Have you seen the movie? Please share your thoughts in the comments below.

Today, I'm featuring a CA-based coffee roaster known for their commitment to Directly Traded, relational coffee buying practices. In their words:

"The Farmlevel Initiative is vital to the future of coffee. At Farmlevel, it shows farmers that their work matters, their attention to detail is noticed, and that we support them every step of the way. It supports paying our farmers premiums for quality coffees through direct trade relationships. Our direct trade practice allows us to exceed Fair Trade minimums every time, no exceptions."

You can find Verve coffee at several cafe locations around the Oakland area. In the meantime, check out their informative website to learn more about what it means to support Directly Traded Coffee, "Farmlevel" coffee.

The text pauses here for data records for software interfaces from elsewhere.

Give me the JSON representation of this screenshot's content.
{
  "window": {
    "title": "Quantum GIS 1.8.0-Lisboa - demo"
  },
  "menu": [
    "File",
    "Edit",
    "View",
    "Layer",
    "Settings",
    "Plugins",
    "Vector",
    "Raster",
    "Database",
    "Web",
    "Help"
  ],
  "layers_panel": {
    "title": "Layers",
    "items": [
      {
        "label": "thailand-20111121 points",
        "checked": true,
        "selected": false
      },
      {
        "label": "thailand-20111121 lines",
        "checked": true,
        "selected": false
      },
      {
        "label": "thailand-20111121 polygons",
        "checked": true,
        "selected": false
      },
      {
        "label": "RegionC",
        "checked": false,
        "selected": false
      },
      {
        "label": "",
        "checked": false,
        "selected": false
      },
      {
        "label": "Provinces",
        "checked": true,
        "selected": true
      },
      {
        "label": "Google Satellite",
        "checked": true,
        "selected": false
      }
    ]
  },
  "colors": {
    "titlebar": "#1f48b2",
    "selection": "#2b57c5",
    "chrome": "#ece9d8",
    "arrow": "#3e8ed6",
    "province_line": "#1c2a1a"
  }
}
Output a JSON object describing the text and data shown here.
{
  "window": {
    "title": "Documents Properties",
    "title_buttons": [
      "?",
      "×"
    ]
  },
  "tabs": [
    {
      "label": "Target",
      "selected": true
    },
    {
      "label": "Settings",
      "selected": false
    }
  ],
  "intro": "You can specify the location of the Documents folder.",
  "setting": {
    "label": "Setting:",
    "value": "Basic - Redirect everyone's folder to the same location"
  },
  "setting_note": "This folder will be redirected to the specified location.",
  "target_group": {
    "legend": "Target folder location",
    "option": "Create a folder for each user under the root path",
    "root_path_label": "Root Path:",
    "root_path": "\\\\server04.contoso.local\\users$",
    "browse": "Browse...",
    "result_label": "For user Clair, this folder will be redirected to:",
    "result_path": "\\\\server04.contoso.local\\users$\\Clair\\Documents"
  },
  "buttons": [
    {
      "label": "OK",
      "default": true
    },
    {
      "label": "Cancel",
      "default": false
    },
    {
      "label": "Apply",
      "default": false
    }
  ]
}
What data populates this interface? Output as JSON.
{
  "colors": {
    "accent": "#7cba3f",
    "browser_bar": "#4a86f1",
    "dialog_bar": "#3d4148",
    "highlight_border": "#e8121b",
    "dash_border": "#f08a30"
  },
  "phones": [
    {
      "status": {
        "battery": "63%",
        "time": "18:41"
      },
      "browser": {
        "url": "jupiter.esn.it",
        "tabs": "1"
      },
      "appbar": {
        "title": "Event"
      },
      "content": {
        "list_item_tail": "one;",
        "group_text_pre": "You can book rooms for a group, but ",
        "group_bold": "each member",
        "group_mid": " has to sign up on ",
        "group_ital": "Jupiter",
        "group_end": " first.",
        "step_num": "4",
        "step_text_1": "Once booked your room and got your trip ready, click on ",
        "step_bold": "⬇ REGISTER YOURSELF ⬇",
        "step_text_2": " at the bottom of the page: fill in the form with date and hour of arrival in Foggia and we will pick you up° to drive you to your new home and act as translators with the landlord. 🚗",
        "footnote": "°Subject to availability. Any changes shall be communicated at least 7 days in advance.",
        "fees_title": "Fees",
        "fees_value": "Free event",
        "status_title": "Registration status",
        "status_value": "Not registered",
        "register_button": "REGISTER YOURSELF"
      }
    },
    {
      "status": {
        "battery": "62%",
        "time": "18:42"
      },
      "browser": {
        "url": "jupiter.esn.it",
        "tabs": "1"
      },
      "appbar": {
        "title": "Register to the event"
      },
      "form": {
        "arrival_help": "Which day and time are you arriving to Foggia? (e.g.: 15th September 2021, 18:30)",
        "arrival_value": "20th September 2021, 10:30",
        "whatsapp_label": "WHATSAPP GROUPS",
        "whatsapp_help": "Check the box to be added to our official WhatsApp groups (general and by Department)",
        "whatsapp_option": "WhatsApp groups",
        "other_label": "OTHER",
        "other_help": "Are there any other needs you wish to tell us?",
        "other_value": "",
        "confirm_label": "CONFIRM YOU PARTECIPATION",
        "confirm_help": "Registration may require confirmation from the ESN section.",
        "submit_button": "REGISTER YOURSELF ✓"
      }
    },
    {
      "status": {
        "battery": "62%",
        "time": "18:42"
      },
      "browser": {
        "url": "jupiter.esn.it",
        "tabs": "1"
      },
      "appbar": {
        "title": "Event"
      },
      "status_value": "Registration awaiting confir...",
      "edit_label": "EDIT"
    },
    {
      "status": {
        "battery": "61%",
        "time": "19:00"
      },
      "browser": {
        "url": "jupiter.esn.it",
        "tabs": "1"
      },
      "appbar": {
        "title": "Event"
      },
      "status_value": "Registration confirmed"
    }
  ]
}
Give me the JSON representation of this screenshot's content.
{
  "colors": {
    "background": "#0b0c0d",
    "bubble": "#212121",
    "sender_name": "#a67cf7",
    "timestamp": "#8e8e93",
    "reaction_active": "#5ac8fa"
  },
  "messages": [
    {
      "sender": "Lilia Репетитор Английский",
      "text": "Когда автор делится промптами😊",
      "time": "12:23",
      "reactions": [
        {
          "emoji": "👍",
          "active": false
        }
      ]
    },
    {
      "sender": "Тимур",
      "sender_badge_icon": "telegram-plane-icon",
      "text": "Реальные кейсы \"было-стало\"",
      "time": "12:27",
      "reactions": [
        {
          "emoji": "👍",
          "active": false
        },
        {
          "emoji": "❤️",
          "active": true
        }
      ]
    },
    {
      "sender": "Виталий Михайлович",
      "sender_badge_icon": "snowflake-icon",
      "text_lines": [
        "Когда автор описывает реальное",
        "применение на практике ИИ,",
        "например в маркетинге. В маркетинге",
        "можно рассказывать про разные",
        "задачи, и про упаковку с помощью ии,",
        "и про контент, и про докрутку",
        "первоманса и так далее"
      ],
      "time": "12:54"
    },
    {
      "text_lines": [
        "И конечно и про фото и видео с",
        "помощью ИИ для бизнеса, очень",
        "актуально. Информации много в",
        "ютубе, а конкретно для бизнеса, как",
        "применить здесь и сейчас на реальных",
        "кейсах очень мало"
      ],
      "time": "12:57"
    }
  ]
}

(Please do not assume this post to be reflective of the thoughts or philosophies of the above featured shop. Thanks for joining me, friends!)

"And behold, a lawyer stood up to put him to the test, saying, “Teacher, what shall I do to inherit eternal life?” He said to him, “What is written in the Law? How do you read it?” And he answered, “You shall love the Lord your God with all your heart and with all your soul and with all your strength and with all your mind, and your neighbor as yourself.”And he said to him, “You have answered correctly; do this, and you will live.” But he, desiring to justify himself, said to Jesus, “And who is my neighbor?”
-Jesus replied with the Story of the Good Samaritan.

There's No Such Thing As Cheap

A photo posted by BG Cook (@brittanygcook) on

An idea I wrestle with constantly is that there's no such thing as "cheap". In some way or another, everything has a cost. When we as consumers buy cheaper versions of products, there are several ways that this lower cost is made up. The sad and unfortunate reality is that the cost is usually made up in what is considered to be unimaginable conditions for the people producing the products. The other alternative, though not mutually exclusive from the first, is that a consumer is paying for their product by giving up quality and longevity.

By being "cheap," both human ethic and quality are sacrificed.

Nothing is cheap. Somebody is paying the price for our purchases and for the lifestyles we chose to live. When it comes to food and drinks, the same realities apply. As consumers, we choose where we compromise:

Farmers' Living Conditions | Land & Waterways Pumped with Chemicals | Animals Raised Unnaturally

Everything has a cost. Just because we as consumers think we're saving money and therefore doing a good thing by being frugal, we're actually being fooled into letting others pay the cost. And yet, in small and BIG ways, change is taking place everyday.

I had a friend in Philly who owned a coffee shop--actually two.

Blew is a coffee shop owner committed to using ethically sourced goods: coffees, teas, pastries, art...Her commitment to sourcing ethical and when possible, local goods for her shop, she is setting an example for us all that living a little less selflessly isn't so impossible after all. In her words,

"Everything in the store follows our 4 values: local, organic, relational trade, and made with love. We want to encourage that it is possible to live simply, healthy, and aware lives. "

It's my tendency to think on a global level, to think in terms of how everyone and everything is connected. Because of this, I'm especially drawn to coffee shops like Frannie Lou's that hold to the same values. It's all too easy for us humans to think that our actions don't cause ripples that effect others around the world. That just isn't true. In fact, I'm starting to think that our individual actions and choices are perhaps the only way to make a difference worldwide.

Personal sacrifice in our daily lives is necessary for the sake of compassion and justice, and for the sake of our neighbors--near and far alike.

Featured Shop: Franny Lou's Porch
2400 Coral St // Philadelphia, PA